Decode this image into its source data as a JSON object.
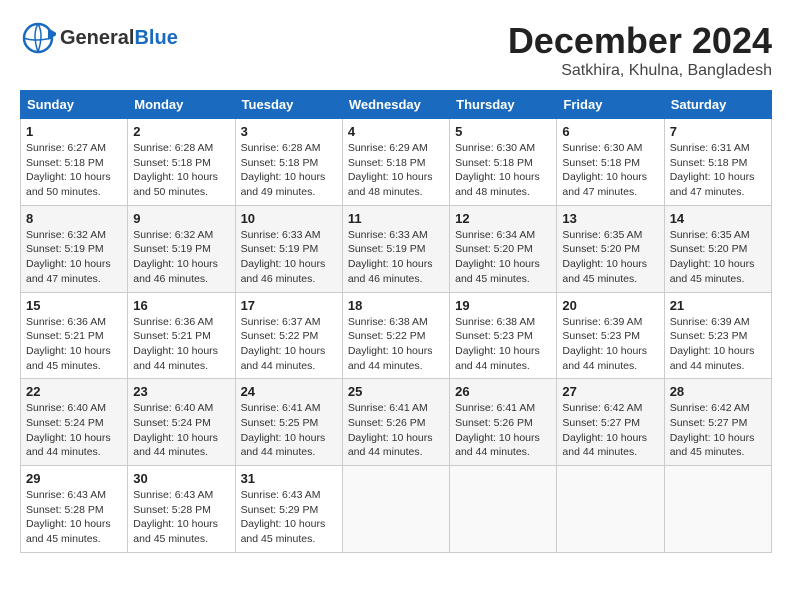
{
  "header": {
    "logo_general": "General",
    "logo_blue": "Blue",
    "title": "December 2024",
    "location": "Satkhira, Khulna, Bangladesh"
  },
  "weekdays": [
    "Sunday",
    "Monday",
    "Tuesday",
    "Wednesday",
    "Thursday",
    "Friday",
    "Saturday"
  ],
  "weeks": [
    [
      {
        "day": "1",
        "info": "Sunrise: 6:27 AM\nSunset: 5:18 PM\nDaylight: 10 hours\nand 50 minutes."
      },
      {
        "day": "2",
        "info": "Sunrise: 6:28 AM\nSunset: 5:18 PM\nDaylight: 10 hours\nand 50 minutes."
      },
      {
        "day": "3",
        "info": "Sunrise: 6:28 AM\nSunset: 5:18 PM\nDaylight: 10 hours\nand 49 minutes."
      },
      {
        "day": "4",
        "info": "Sunrise: 6:29 AM\nSunset: 5:18 PM\nDaylight: 10 hours\nand 48 minutes."
      },
      {
        "day": "5",
        "info": "Sunrise: 6:30 AM\nSunset: 5:18 PM\nDaylight: 10 hours\nand 48 minutes."
      },
      {
        "day": "6",
        "info": "Sunrise: 6:30 AM\nSunset: 5:18 PM\nDaylight: 10 hours\nand 47 minutes."
      },
      {
        "day": "7",
        "info": "Sunrise: 6:31 AM\nSunset: 5:18 PM\nDaylight: 10 hours\nand 47 minutes."
      }
    ],
    [
      {
        "day": "8",
        "info": "Sunrise: 6:32 AM\nSunset: 5:19 PM\nDaylight: 10 hours\nand 47 minutes."
      },
      {
        "day": "9",
        "info": "Sunrise: 6:32 AM\nSunset: 5:19 PM\nDaylight: 10 hours\nand 46 minutes."
      },
      {
        "day": "10",
        "info": "Sunrise: 6:33 AM\nSunset: 5:19 PM\nDaylight: 10 hours\nand 46 minutes."
      },
      {
        "day": "11",
        "info": "Sunrise: 6:33 AM\nSunset: 5:19 PM\nDaylight: 10 hours\nand 46 minutes."
      },
      {
        "day": "12",
        "info": "Sunrise: 6:34 AM\nSunset: 5:20 PM\nDaylight: 10 hours\nand 45 minutes."
      },
      {
        "day": "13",
        "info": "Sunrise: 6:35 AM\nSunset: 5:20 PM\nDaylight: 10 hours\nand 45 minutes."
      },
      {
        "day": "14",
        "info": "Sunrise: 6:35 AM\nSunset: 5:20 PM\nDaylight: 10 hours\nand 45 minutes."
      }
    ],
    [
      {
        "day": "15",
        "info": "Sunrise: 6:36 AM\nSunset: 5:21 PM\nDaylight: 10 hours\nand 45 minutes."
      },
      {
        "day": "16",
        "info": "Sunrise: 6:36 AM\nSunset: 5:21 PM\nDaylight: 10 hours\nand 44 minutes."
      },
      {
        "day": "17",
        "info": "Sunrise: 6:37 AM\nSunset: 5:22 PM\nDaylight: 10 hours\nand 44 minutes."
      },
      {
        "day": "18",
        "info": "Sunrise: 6:38 AM\nSunset: 5:22 PM\nDaylight: 10 hours\nand 44 minutes."
      },
      {
        "day": "19",
        "info": "Sunrise: 6:38 AM\nSunset: 5:23 PM\nDaylight: 10 hours\nand 44 minutes."
      },
      {
        "day": "20",
        "info": "Sunrise: 6:39 AM\nSunset: 5:23 PM\nDaylight: 10 hours\nand 44 minutes."
      },
      {
        "day": "21",
        "info": "Sunrise: 6:39 AM\nSunset: 5:23 PM\nDaylight: 10 hours\nand 44 minutes."
      }
    ],
    [
      {
        "day": "22",
        "info": "Sunrise: 6:40 AM\nSunset: 5:24 PM\nDaylight: 10 hours\nand 44 minutes."
      },
      {
        "day": "23",
        "info": "Sunrise: 6:40 AM\nSunset: 5:24 PM\nDaylight: 10 hours\nand 44 minutes."
      },
      {
        "day": "24",
        "info": "Sunrise: 6:41 AM\nSunset: 5:25 PM\nDaylight: 10 hours\nand 44 minutes."
      },
      {
        "day": "25",
        "info": "Sunrise: 6:41 AM\nSunset: 5:26 PM\nDaylight: 10 hours\nand 44 minutes."
      },
      {
        "day": "26",
        "info": "Sunrise: 6:41 AM\nSunset: 5:26 PM\nDaylight: 10 hours\nand 44 minutes."
      },
      {
        "day": "27",
        "info": "Sunrise: 6:42 AM\nSunset: 5:27 PM\nDaylight: 10 hours\nand 44 minutes."
      },
      {
        "day": "28",
        "info": "Sunrise: 6:42 AM\nSunset: 5:27 PM\nDaylight: 10 hours\nand 45 minutes."
      }
    ],
    [
      {
        "day": "29",
        "info": "Sunrise: 6:43 AM\nSunset: 5:28 PM\nDaylight: 10 hours\nand 45 minutes."
      },
      {
        "day": "30",
        "info": "Sunrise: 6:43 AM\nSunset: 5:28 PM\nDaylight: 10 hours\nand 45 minutes."
      },
      {
        "day": "31",
        "info": "Sunrise: 6:43 AM\nSunset: 5:29 PM\nDaylight: 10 hours\nand 45 minutes."
      },
      {
        "day": "",
        "info": ""
      },
      {
        "day": "",
        "info": ""
      },
      {
        "day": "",
        "info": ""
      },
      {
        "day": "",
        "info": ""
      }
    ]
  ]
}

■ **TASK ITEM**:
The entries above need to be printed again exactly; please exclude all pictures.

■ **SOLUTION TO THE PROBLEM**:
Decode this image into its source data as a JSON object.
{
  "header": {
    "logo_general": "General",
    "logo_blue": "Blue",
    "title": "December 2024",
    "location": "Satkhira, Khulna, Bangladesh"
  },
  "weekdays": [
    "Sunday",
    "Monday",
    "Tuesday",
    "Wednesday",
    "Thursday",
    "Friday",
    "Saturday"
  ],
  "weeks": [
    [
      {
        "day": "1",
        "info": "Sunrise: 6:27 AM\nSunset: 5:18 PM\nDaylight: 10 hours\nand 50 minutes."
      },
      {
        "day": "2",
        "info": "Sunrise: 6:28 AM\nSunset: 5:18 PM\nDaylight: 10 hours\nand 50 minutes."
      },
      {
        "day": "3",
        "info": "Sunrise: 6:28 AM\nSunset: 5:18 PM\nDaylight: 10 hours\nand 49 minutes."
      },
      {
        "day": "4",
        "info": "Sunrise: 6:29 AM\nSunset: 5:18 PM\nDaylight: 10 hours\nand 48 minutes."
      },
      {
        "day": "5",
        "info": "Sunrise: 6:30 AM\nSunset: 5:18 PM\nDaylight: 10 hours\nand 48 minutes."
      },
      {
        "day": "6",
        "info": "Sunrise: 6:30 AM\nSunset: 5:18 PM\nDaylight: 10 hours\nand 47 minutes."
      },
      {
        "day": "7",
        "info": "Sunrise: 6:31 AM\nSunset: 5:18 PM\nDaylight: 10 hours\nand 47 minutes."
      }
    ],
    [
      {
        "day": "8",
        "info": "Sunrise: 6:32 AM\nSunset: 5:19 PM\nDaylight: 10 hours\nand 47 minutes."
      },
      {
        "day": "9",
        "info": "Sunrise: 6:32 AM\nSunset: 5:19 PM\nDaylight: 10 hours\nand 46 minutes."
      },
      {
        "day": "10",
        "info": "Sunrise: 6:33 AM\nSunset: 5:19 PM\nDaylight: 10 hours\nand 46 minutes."
      },
      {
        "day": "11",
        "info": "Sunrise: 6:33 AM\nSunset: 5:19 PM\nDaylight: 10 hours\nand 46 minutes."
      },
      {
        "day": "12",
        "info": "Sunrise: 6:34 AM\nSunset: 5:20 PM\nDaylight: 10 hours\nand 45 minutes."
      },
      {
        "day": "13",
        "info": "Sunrise: 6:35 AM\nSunset: 5:20 PM\nDaylight: 10 hours\nand 45 minutes."
      },
      {
        "day": "14",
        "info": "Sunrise: 6:35 AM\nSunset: 5:20 PM\nDaylight: 10 hours\nand 45 minutes."
      }
    ],
    [
      {
        "day": "15",
        "info": "Sunrise: 6:36 AM\nSunset: 5:21 PM\nDaylight: 10 hours\nand 45 minutes."
      },
      {
        "day": "16",
        "info": "Sunrise: 6:36 AM\nSunset: 5:21 PM\nDaylight: 10 hours\nand 44 minutes."
      },
      {
        "day": "17",
        "info": "Sunrise: 6:37 AM\nSunset: 5:22 PM\nDaylight: 10 hours\nand 44 minutes."
      },
      {
        "day": "18",
        "info": "Sunrise: 6:38 AM\nSunset: 5:22 PM\nDaylight: 10 hours\nand 44 minutes."
      },
      {
        "day": "19",
        "info": "Sunrise: 6:38 AM\nSunset: 5:23 PM\nDaylight: 10 hours\nand 44 minutes."
      },
      {
        "day": "20",
        "info": "Sunrise: 6:39 AM\nSunset: 5:23 PM\nDaylight: 10 hours\nand 44 minutes."
      },
      {
        "day": "21",
        "info": "Sunrise: 6:39 AM\nSunset: 5:23 PM\nDaylight: 10 hours\nand 44 minutes."
      }
    ],
    [
      {
        "day": "22",
        "info": "Sunrise: 6:40 AM\nSunset: 5:24 PM\nDaylight: 10 hours\nand 44 minutes."
      },
      {
        "day": "23",
        "info": "Sunrise: 6:40 AM\nSunset: 5:24 PM\nDaylight: 10 hours\nand 44 minutes."
      },
      {
        "day": "24",
        "info": "Sunrise: 6:41 AM\nSunset: 5:25 PM\nDaylight: 10 hours\nand 44 minutes."
      },
      {
        "day": "25",
        "info": "Sunrise: 6:41 AM\nSunset: 5:26 PM\nDaylight: 10 hours\nand 44 minutes."
      },
      {
        "day": "26",
        "info": "Sunrise: 6:41 AM\nSunset: 5:26 PM\nDaylight: 10 hours\nand 44 minutes."
      },
      {
        "day": "27",
        "info": "Sunrise: 6:42 AM\nSunset: 5:27 PM\nDaylight: 10 hours\nand 44 minutes."
      },
      {
        "day": "28",
        "info": "Sunrise: 6:42 AM\nSunset: 5:27 PM\nDaylight: 10 hours\nand 45 minutes."
      }
    ],
    [
      {
        "day": "29",
        "info": "Sunrise: 6:43 AM\nSunset: 5:28 PM\nDaylight: 10 hours\nand 45 minutes."
      },
      {
        "day": "30",
        "info": "Sunrise: 6:43 AM\nSunset: 5:28 PM\nDaylight: 10 hours\nand 45 minutes."
      },
      {
        "day": "31",
        "info": "Sunrise: 6:43 AM\nSunset: 5:29 PM\nDaylight: 10 hours\nand 45 minutes."
      },
      {
        "day": "",
        "info": ""
      },
      {
        "day": "",
        "info": ""
      },
      {
        "day": "",
        "info": ""
      },
      {
        "day": "",
        "info": ""
      }
    ]
  ]
}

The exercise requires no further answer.